It is with sadness that Center for Financial Stability (CFS) mourns the passing of internationally renowned economist and Carnegie Mellon Professor Allan Meltzer. Author of more than 10 books and 400 papers, he was one of the leading experts on the Federal Reserve.
Allan was a brilliant economist with contributions of historic importance. He moved through life with the highest level of integrity and tenacity. Allan was an economic intellectual with a remarkable ability to get along with economists having diverse views. He and Karl Brunner were the founders of the Shadow Open Market Committee, which often disagreed with Federal Reserve policy. Nevertheless, Allan was greatly liked at the Fed and was regularly invited to serve on the semiannual Panel of Academic Advisers, who met in the Board Room with the Governors. The Federal Reserve’s initial decision to start providing monetary aggregates to the public long ago was based upon advocacy by Allan at the St. Louis Federal Reserve Bank.

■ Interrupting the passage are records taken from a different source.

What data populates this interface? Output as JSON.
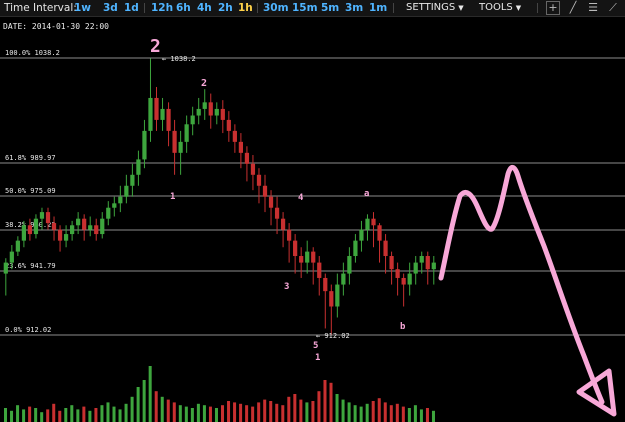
{
  "toolbar": {
    "time_interval_label": "Time Interval:",
    "intervals": [
      "1w",
      "3d",
      "1d",
      "12h",
      "6h",
      "4h",
      "2h",
      "1h",
      "30m",
      "15m",
      "5m",
      "3m",
      "1m"
    ],
    "active_interval": "1h",
    "settings_label": "SETTINGS",
    "tools_label": "TOOLS"
  },
  "date_label": "DATE: 2014-01-30 22:00",
  "colors": {
    "up": "#3ea63e",
    "down": "#c83030",
    "annotation": "#f8a8d8",
    "fib_line": "#bdbdbd"
  },
  "chart_data": {
    "type": "candlestick",
    "fib_levels": [
      {
        "pct": "100.0%",
        "price": "1038.2"
      },
      {
        "pct": "61.8%",
        "price": "989.97"
      },
      {
        "pct": "50.0%",
        "price": "975.09"
      },
      {
        "pct": "38.2%",
        "price": "960.23"
      },
      {
        "pct": "23.6%",
        "price": "941.79"
      },
      {
        "pct": "0.0%",
        "price": "912.02"
      }
    ],
    "high_marker": "← 1038.2",
    "low_marker": "← 912.02",
    "wave_labels": [
      "2",
      "2",
      "1",
      "4",
      "a",
      "3",
      "5",
      "1",
      "b"
    ],
    "candles": [
      [
        940,
        945,
        930,
        947
      ],
      [
        945,
        950,
        942,
        953
      ],
      [
        950,
        955,
        948,
        957
      ],
      [
        955,
        962,
        952,
        964
      ],
      [
        962,
        958,
        955,
        965
      ],
      [
        958,
        965,
        956,
        967
      ],
      [
        965,
        968,
        960,
        970
      ],
      [
        968,
        963,
        960,
        970
      ],
      [
        963,
        960,
        955,
        966
      ],
      [
        960,
        955,
        950,
        962
      ],
      [
        955,
        958,
        952,
        962
      ],
      [
        958,
        962,
        955,
        964
      ],
      [
        962,
        965,
        958,
        968
      ],
      [
        965,
        960,
        955,
        967
      ],
      [
        960,
        962,
        957,
        966
      ],
      [
        962,
        958,
        955,
        965
      ],
      [
        958,
        965,
        956,
        968
      ],
      [
        965,
        970,
        962,
        973
      ],
      [
        970,
        972,
        966,
        975
      ],
      [
        972,
        975,
        968,
        980
      ],
      [
        975,
        980,
        972,
        985
      ],
      [
        980,
        985,
        975,
        990
      ],
      [
        985,
        992,
        980,
        996
      ],
      [
        992,
        1005,
        988,
        1010
      ],
      [
        1005,
        1020,
        1000,
        1038
      ],
      [
        1020,
        1010,
        1005,
        1025
      ],
      [
        1010,
        1015,
        1005,
        1020
      ],
      [
        1015,
        1005,
        998,
        1018
      ],
      [
        1005,
        995,
        985,
        1010
      ],
      [
        995,
        1000,
        985,
        1005
      ],
      [
        1000,
        1008,
        995,
        1012
      ],
      [
        1008,
        1012,
        1003,
        1016
      ],
      [
        1012,
        1015,
        1008,
        1020
      ],
      [
        1015,
        1018,
        1010,
        1024
      ],
      [
        1018,
        1012,
        1006,
        1022
      ],
      [
        1012,
        1015,
        1008,
        1018
      ],
      [
        1015,
        1010,
        1004,
        1019
      ],
      [
        1010,
        1005,
        1000,
        1014
      ],
      [
        1005,
        1000,
        995,
        1008
      ],
      [
        1000,
        995,
        988,
        1004
      ],
      [
        995,
        990,
        982,
        998
      ],
      [
        990,
        985,
        978,
        994
      ],
      [
        985,
        980,
        972,
        988
      ],
      [
        980,
        975,
        968,
        985
      ],
      [
        975,
        970,
        962,
        978
      ],
      [
        970,
        965,
        958,
        975
      ],
      [
        965,
        960,
        952,
        968
      ],
      [
        960,
        955,
        945,
        963
      ],
      [
        955,
        948,
        940,
        958
      ],
      [
        948,
        945,
        938,
        952
      ],
      [
        945,
        950,
        940,
        955
      ],
      [
        950,
        945,
        935,
        952
      ],
      [
        945,
        938,
        930,
        948
      ],
      [
        938,
        932,
        915,
        940
      ],
      [
        932,
        925,
        912,
        935
      ],
      [
        925,
        935,
        920,
        940
      ],
      [
        935,
        940,
        930,
        945
      ],
      [
        940,
        948,
        935,
        952
      ],
      [
        948,
        955,
        945,
        958
      ],
      [
        955,
        960,
        950,
        964
      ],
      [
        960,
        965,
        955,
        967
      ],
      [
        965,
        962,
        952,
        968
      ],
      [
        962,
        955,
        945,
        963
      ],
      [
        955,
        948,
        940,
        958
      ],
      [
        948,
        942,
        935,
        950
      ],
      [
        942,
        938,
        930,
        945
      ],
      [
        938,
        935,
        925,
        940
      ],
      [
        935,
        940,
        930,
        945
      ],
      [
        940,
        945,
        935,
        948
      ],
      [
        945,
        948,
        940,
        950
      ],
      [
        948,
        942,
        935,
        950
      ],
      [
        942,
        945,
        935,
        948
      ]
    ],
    "volume": [
      10,
      8,
      12,
      9,
      11,
      10,
      7,
      9,
      13,
      8,
      10,
      12,
      9,
      11,
      8,
      10,
      12,
      14,
      11,
      9,
      13,
      18,
      25,
      30,
      40,
      22,
      18,
      16,
      14,
      12,
      11,
      10,
      13,
      12,
      11,
      10,
      12,
      15,
      14,
      13,
      12,
      11,
      14,
      16,
      15,
      13,
      12,
      18,
      20,
      16,
      14,
      15,
      22,
      30,
      28,
      20,
      16,
      14,
      12,
      11,
      13,
      15,
      17,
      14,
      12,
      13,
      11,
      10,
      12,
      9,
      10,
      8
    ]
  }
}
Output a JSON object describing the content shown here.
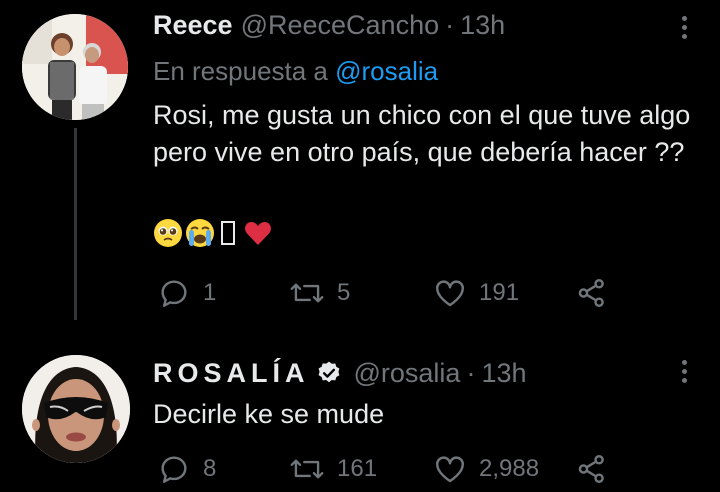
{
  "tweets": [
    {
      "name": "Reece",
      "handle": "@ReeceCancho",
      "time": "13h",
      "reply_prefix": "En respuesta a",
      "reply_mention": "@rosalia",
      "text": "Rosi, me gusta un chico con el que tuve algo pero vive en otro país, que debería hacer ??",
      "emojis": [
        "pleading-face-emoji",
        "crying-face-emoji",
        "missing-glyph",
        "red-heart-emoji"
      ],
      "replies": "1",
      "retweets": "5",
      "likes": "191"
    },
    {
      "name": "ROSALÍA",
      "handle": "@rosalia",
      "time": "13h",
      "verified": true,
      "text": "Decirle ke se mude",
      "replies": "8",
      "retweets": "161",
      "likes": "2,988"
    }
  ],
  "colors": {
    "background": "#000000",
    "text": "#e7e9ea",
    "muted": "#71767b",
    "link": "#1d9bf0",
    "heart": "#e0245e"
  },
  "icons": [
    "reply-icon",
    "retweet-icon",
    "like-icon",
    "share-icon",
    "more-icon",
    "verified-badge-icon"
  ]
}
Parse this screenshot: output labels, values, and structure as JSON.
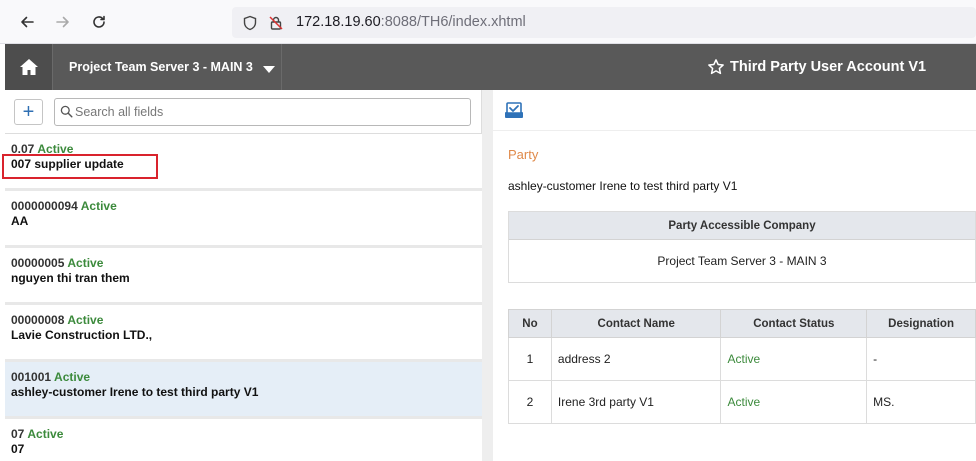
{
  "browser": {
    "url_host": "172.18.19.60",
    "url_port_path": ":8088/TH6/index.xhtml"
  },
  "header": {
    "company": "Project Team Server 3 - MAIN 3",
    "title": "Third Party User Account V1"
  },
  "search": {
    "placeholder": "Search all fields"
  },
  "add_label": "+",
  "list": [
    {
      "code": "0.07",
      "status": "Active",
      "name": "007 supplier update"
    },
    {
      "code": "0000000094",
      "status": "Active",
      "name": "AA"
    },
    {
      "code": "00000005",
      "status": "Active",
      "name": "nguyen thi tran them"
    },
    {
      "code": "00000008",
      "status": "Active",
      "name": "Lavie Construction LTD.,"
    },
    {
      "code": "001001",
      "status": "Active",
      "name": "ashley-customer Irene to test third party V1"
    },
    {
      "code": "07",
      "status": "Active",
      "name": "07"
    }
  ],
  "detail": {
    "section_title": "Party",
    "party_name": "ashley-customer Irene to test third party V1",
    "company_header": "Party Accessible Company",
    "company_value": "Project Team Server 3 - MAIN 3",
    "contact_headers": [
      "No",
      "Contact Name",
      "Contact Status",
      "Designation"
    ],
    "contacts": [
      {
        "no": "1",
        "name": "address 2",
        "status": "Active",
        "designation": "-"
      },
      {
        "no": "2",
        "name": "Irene 3rd party V1",
        "status": "Active",
        "designation": "MS."
      }
    ]
  }
}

Over decades, he influenced many CFS experts, colleagues, and friends. Since the launch of CFS, Allan often took the time to voluntarily provide feedback or be involved in issues stretching from the Bretton Woods institutions, bank capital, Fed policy, to CFS Divisia monetary measures. Allan was very familiar with the CFS Divisia monetary aggregates. Soon after CFS Director William A. Barnett originated the Divisia money aggregates and presented his research in Tokyo, Allan served as a consultant to the Bank of Japan to produce and maintain Divisia monetary measures for Japan.